Prieve vs Grieve - What's the difference?

prieve | grieve |


As a verb prieve

is (obsolete|or|scotland) to prove.

As an adjective grieve is

.

Other Comparisons: What's the difference?

prieve

English

Verb

  • (obsolete, or, Scotland) To prove.
  • (Webster 1913)

    grieve

    English

    Etymology 1

    From the conjugated forms of (etyl) .

    Verb
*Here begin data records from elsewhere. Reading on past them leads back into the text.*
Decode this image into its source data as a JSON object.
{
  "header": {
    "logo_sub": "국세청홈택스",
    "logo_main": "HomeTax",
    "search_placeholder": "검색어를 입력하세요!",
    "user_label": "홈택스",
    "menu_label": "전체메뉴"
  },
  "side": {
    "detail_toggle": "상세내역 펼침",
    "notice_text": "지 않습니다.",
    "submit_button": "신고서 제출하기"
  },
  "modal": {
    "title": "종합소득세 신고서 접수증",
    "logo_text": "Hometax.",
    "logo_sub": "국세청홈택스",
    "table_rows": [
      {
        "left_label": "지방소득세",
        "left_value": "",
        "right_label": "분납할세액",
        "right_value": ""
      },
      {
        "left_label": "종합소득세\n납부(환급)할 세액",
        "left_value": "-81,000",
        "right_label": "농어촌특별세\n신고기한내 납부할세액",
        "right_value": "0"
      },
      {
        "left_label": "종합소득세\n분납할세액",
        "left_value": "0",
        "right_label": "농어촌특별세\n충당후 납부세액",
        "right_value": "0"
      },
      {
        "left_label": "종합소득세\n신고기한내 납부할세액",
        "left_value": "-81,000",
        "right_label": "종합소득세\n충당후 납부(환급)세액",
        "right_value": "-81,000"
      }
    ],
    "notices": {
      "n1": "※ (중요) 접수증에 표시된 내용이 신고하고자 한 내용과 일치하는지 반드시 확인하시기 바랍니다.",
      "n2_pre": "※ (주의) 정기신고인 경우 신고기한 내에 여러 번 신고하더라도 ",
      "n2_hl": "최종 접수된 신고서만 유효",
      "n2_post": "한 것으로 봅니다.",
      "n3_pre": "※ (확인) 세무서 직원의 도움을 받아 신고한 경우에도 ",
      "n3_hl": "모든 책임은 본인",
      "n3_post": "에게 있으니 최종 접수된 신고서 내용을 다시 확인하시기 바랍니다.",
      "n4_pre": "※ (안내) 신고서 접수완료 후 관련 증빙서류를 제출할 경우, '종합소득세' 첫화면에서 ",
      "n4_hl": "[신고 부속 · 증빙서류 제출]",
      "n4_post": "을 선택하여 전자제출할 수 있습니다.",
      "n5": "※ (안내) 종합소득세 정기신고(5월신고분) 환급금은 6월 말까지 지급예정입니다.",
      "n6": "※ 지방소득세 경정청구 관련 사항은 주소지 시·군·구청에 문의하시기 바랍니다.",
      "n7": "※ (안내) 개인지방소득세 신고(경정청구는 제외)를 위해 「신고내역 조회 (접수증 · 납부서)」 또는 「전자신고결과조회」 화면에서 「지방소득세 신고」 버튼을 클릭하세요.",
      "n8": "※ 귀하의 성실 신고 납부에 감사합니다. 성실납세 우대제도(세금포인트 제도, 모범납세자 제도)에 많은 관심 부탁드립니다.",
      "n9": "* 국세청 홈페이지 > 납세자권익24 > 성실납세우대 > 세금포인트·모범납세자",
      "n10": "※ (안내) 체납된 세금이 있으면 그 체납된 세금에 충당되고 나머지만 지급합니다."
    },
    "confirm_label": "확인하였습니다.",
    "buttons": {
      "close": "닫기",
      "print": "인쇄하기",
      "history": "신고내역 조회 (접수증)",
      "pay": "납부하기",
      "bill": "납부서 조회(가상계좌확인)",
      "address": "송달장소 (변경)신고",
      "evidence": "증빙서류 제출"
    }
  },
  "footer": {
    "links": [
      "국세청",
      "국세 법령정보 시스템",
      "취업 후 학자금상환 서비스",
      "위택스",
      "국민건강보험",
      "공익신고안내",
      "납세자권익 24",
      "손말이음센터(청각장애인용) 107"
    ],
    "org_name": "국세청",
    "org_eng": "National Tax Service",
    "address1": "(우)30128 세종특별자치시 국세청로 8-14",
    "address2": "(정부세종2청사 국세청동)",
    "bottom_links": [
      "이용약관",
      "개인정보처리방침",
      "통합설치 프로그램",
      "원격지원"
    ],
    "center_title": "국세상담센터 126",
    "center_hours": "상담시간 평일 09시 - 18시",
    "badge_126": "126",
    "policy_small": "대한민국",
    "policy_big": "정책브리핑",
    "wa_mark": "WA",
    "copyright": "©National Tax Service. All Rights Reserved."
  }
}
    (griev)
  • To cause sorrow or distress to.
  • * Bible, Eph. iv. 30
  • Grieve not the Holy Spirit of God.
  • * Cowper
  • The maidens grieved themselves at my concern.
  • To feel very sad about; to mourn; to sorrow for.
  • to grieve one's fate
  • To experience grief.
  • (archaic) To harm.
  • To submit or file a grievance.
  • * 2009 D'Amico, Rob , Editor, Texas Teacher , published by Texas AFT (affiliate of American Federation of Teachers, AFL-CIO); "Austin classified employees gain due process rights", April 2009, p14:
  • Even if the executive director rules against the employee on appeal, the employee can still grieve the termination to the superintendent followed by an appeal to the [...] Board of Trustees.
    Derived terms
    * grieved * griever * grievingly
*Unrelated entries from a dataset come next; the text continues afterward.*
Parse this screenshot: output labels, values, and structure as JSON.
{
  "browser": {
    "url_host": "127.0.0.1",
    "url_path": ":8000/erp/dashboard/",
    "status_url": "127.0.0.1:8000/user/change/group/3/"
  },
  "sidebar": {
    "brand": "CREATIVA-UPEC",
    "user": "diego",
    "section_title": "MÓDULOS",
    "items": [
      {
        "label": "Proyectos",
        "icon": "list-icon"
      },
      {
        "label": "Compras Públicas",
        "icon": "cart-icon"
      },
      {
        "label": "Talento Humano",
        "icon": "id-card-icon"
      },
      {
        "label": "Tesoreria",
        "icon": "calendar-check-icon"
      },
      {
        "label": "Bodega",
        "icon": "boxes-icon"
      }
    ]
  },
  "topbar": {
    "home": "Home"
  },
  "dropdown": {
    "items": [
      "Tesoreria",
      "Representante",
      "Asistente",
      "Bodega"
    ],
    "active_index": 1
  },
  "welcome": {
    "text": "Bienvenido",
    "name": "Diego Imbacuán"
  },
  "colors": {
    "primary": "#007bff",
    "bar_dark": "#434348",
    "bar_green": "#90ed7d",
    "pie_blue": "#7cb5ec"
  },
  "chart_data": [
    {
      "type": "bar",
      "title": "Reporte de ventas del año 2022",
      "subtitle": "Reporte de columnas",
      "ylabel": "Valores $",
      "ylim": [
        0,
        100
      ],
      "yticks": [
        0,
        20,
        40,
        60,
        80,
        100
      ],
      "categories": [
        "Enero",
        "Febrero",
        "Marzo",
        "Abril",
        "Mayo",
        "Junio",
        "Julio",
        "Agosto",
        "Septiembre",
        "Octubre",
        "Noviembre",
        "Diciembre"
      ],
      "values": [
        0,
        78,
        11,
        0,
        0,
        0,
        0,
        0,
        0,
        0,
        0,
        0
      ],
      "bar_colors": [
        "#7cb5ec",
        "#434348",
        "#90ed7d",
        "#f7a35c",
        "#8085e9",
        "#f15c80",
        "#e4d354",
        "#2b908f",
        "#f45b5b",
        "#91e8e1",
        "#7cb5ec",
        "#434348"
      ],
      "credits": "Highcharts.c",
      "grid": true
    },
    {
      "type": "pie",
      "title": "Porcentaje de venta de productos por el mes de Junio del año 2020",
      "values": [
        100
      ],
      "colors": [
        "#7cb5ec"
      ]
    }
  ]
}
    Etymology 2

    From (etyl) .

    Noun

    (en noun)
  • (obsolete) A governor of a town or province.
  • (chiefly, Scotland) A manager or steward, e.g. of a farm.
  • * Sir Walter Scott
  • Their children were horsewhipped by the grieve .
    Derived terms
    * (l)

    Anagrams

    * English ergative verbs ----